and some of which I'm sure
are in the room right now,
15:08
could potentially look at doing what
we call closed-loop systems,
15:09
or product system services,
15:12
so identifying that there is a market demand
15:14
and that market demand's not going to go anywhere,
15:16
so you design the product to solve the problem.
15:18
Design for disassembly, design for light-weighting.
15:21
We heard some of those kinds of strategies
15:23
being used in the Tesla Motors car today.
15:26
These kinds of approaches are not hard,
15:28
but understanding the system
15:31
and then looking for viable, market-driven
15:32
consumer demand alternatives
15:36
is how we can start radically altering
15:38
the sustainability agenda,
15:40
because I hate to break it to you all:
15:42
Consumption is the biggest problem.
15:44
But design is one of the best solutions.
15:47
These kinds of products are everywhere.
15:52
By identifying alternative ways of doing things,
15:54
we can actually start to innovate,
15:57
and I say actually start to innovate.
15:59
I'm sure everyone in this room is very innovative.
16:00
But in the regards to using sustainability
16:03
as a parameter, as a criteria
16:05
for fueling systems-based solutions,
16:08
because as I've just demonstrated
with these simple products,
16:12
they're participating in these major problems.
16:15
So we need to look across the entire life
16:18
of the things that we do.
16:20
If you just had paper or plastic --
16:22
obviously reusable is far more beneficial --
16:24
then the paper is worse,
16:26
and the paper is worse because it weighs
16:30
four to 10 times more than the plastic,
16:32
and when we actually compare,
from a life cycle perspective,
16:34
a kilo of plastic and a kilo of paper,
16:36
the paper is far better,
16:39
but the functionality of a plastic or a paper bag
16:41
to carry your groceries home is not
done with a kilo of each material.
16:43
It's done with a very small amount of plastic
16:47
and quite a lot more paper.
16:49
Because functionality defines environmental impact,
16:50
and I said earlier that the designers
always ask me for the eco-materials.
16:53
I say, there's only a few materials
that you should completely avoid.
16:56
The rest of them, it's all about application,
16:59
and at the end of the day, everything
we design and produce in the economy
17:01
or buy as consumers is done so for function.
17:04
We want something, therefore we buy it.
17:07
So breaking things back down and delivering
17:09
smartly, elegantly, sophisticated solutions
17:12
that take into consideration the entire system
17:16
and the entire life of the thing, everything,
17:19
all the way back to the extraction
through to the end of life,
17:22
we can start to actually find
really innovative solutions.
17:25
And I'll just leave you with one very quick thing
17:27
that a designer said to me recently
who I work with, a senior designer.
17:29
I said, "How come you're not doing
sustainability?
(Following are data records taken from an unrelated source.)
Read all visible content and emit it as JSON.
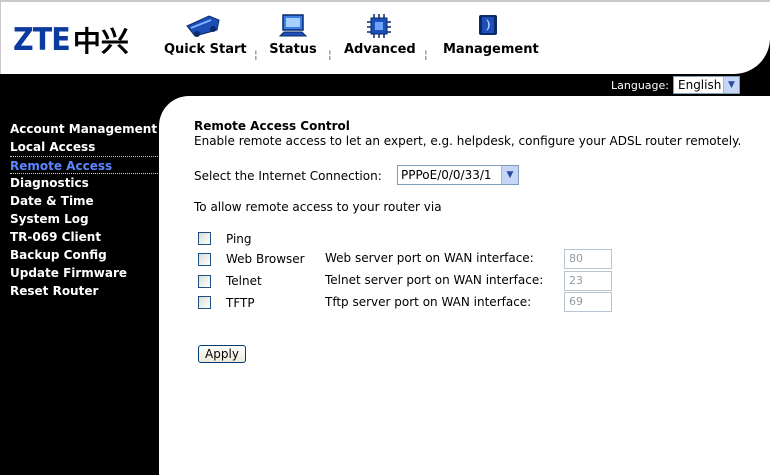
{
  "brand": {
    "logo_text": "ZTE",
    "logo_cn": "中兴"
  },
  "nav": {
    "items": [
      {
        "label": "Quick Start",
        "icon": "quick-start-icon"
      },
      {
        "label": "Status",
        "icon": "status-monitor-icon"
      },
      {
        "label": "Advanced",
        "icon": "advanced-chip-icon"
      },
      {
        "label": "Management",
        "icon": "management-book-icon"
      }
    ],
    "separator": "¦"
  },
  "language": {
    "label": "Language:",
    "value": "English"
  },
  "sidebar": {
    "items": [
      {
        "label": "Account Management"
      },
      {
        "label": "Local Access"
      },
      {
        "label": "Remote Access",
        "active": true
      },
      {
        "label": "Diagnostics"
      },
      {
        "label": "Date & Time"
      },
      {
        "label": "System Log"
      },
      {
        "label": "TR-069 Client"
      },
      {
        "label": "Backup Config"
      },
      {
        "label": "Update Firmware"
      },
      {
        "label": "Reset Router"
      }
    ]
  },
  "main": {
    "title": "Remote Access Control",
    "description": "Enable remote access to let an expert, e.g. helpdesk, configure your ADSL router remotely.",
    "connection_label": "Select the Internet Connection:",
    "connection_value": "PPPoE/0/0/33/1",
    "allow_text": "To allow remote access to your router via",
    "options": [
      {
        "label": "Ping",
        "checked": false
      },
      {
        "label": "Web Browser",
        "checked": false,
        "port_label": "Web server port on WAN interface:",
        "port_value": "80"
      },
      {
        "label": "Telnet",
        "checked": false,
        "port_label": "Telnet server port on WAN interface:",
        "port_value": "23"
      },
      {
        "label": "TFTP",
        "checked": false,
        "port_label": "Tftp server port on WAN interface:",
        "port_value": "69"
      }
    ],
    "apply_label": "Apply"
  },
  "colors": {
    "brand_blue": "#0b3b9e",
    "active_link": "#5b86ff",
    "background": "#000000"
  }
}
I know you know this."
17:33
And he said, "Well, recently I pitched
a sustainability project to a client,
17:36
and turned and he said to me,
17:40
'I know it's going to cost less,
17:42
I know it's going to sell more,
17:44
but we're not pioneers, because
pioneers have arrows in their backs.'"
17:46
I think we've got a roomful of pioneers,
17:50
and I hope there are far more pioneers out there,
because we need to solve these problems.
17:52
Thank you.
17:56
(Applause)
17:57
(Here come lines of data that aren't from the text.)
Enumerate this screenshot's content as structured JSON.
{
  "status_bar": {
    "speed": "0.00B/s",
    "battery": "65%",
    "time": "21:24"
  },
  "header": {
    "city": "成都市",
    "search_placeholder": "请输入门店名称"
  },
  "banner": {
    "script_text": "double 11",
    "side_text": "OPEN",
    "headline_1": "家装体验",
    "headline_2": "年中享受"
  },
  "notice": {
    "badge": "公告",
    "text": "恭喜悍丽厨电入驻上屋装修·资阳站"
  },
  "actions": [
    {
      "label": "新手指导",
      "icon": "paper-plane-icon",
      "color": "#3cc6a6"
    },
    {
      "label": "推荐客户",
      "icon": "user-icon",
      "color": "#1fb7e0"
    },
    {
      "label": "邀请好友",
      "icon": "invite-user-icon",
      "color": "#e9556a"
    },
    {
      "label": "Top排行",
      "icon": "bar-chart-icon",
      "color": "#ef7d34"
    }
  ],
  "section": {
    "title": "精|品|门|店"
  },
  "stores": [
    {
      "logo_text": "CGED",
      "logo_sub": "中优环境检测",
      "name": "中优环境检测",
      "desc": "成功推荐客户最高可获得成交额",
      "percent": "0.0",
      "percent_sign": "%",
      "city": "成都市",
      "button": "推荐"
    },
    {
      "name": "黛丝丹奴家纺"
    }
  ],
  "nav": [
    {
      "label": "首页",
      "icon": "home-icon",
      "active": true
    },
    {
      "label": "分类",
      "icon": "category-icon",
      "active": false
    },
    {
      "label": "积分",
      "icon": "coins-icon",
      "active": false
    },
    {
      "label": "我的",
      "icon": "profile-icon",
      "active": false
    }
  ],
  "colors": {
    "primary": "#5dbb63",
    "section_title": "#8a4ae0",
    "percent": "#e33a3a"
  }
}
▲Back to top

About the speaker:

Leyla Acaroglu - Sustainability strategist
Leyla Acaroglu uses innovative design and systems thinking to create positive change.

Why you should listen

Leyla Acaroglu breaks through our deeply entrenched environmental folklore in order to reveal the true impact of the products and materials we use every day. A designer and consultant, Acaroglu encourages both companies and individuals to look at the full life cycle of the things they create and use in order to understand their net effect on the environment. At Eco Innovators, an ecologically-minded Australian design studio, Acaroglu’s team makes award-winning designs and projects that tap into a sense of play in order to educate. From animations explaining the lifecycle of a cell phone to bookshelves made from construction scrap wood to workshops that help rebuild and repurpose broken everyday items, the goal is building savvy, science-based sustainability practices.

More profile about the speaker
Leyla Acaroglu | Speaker | TED.com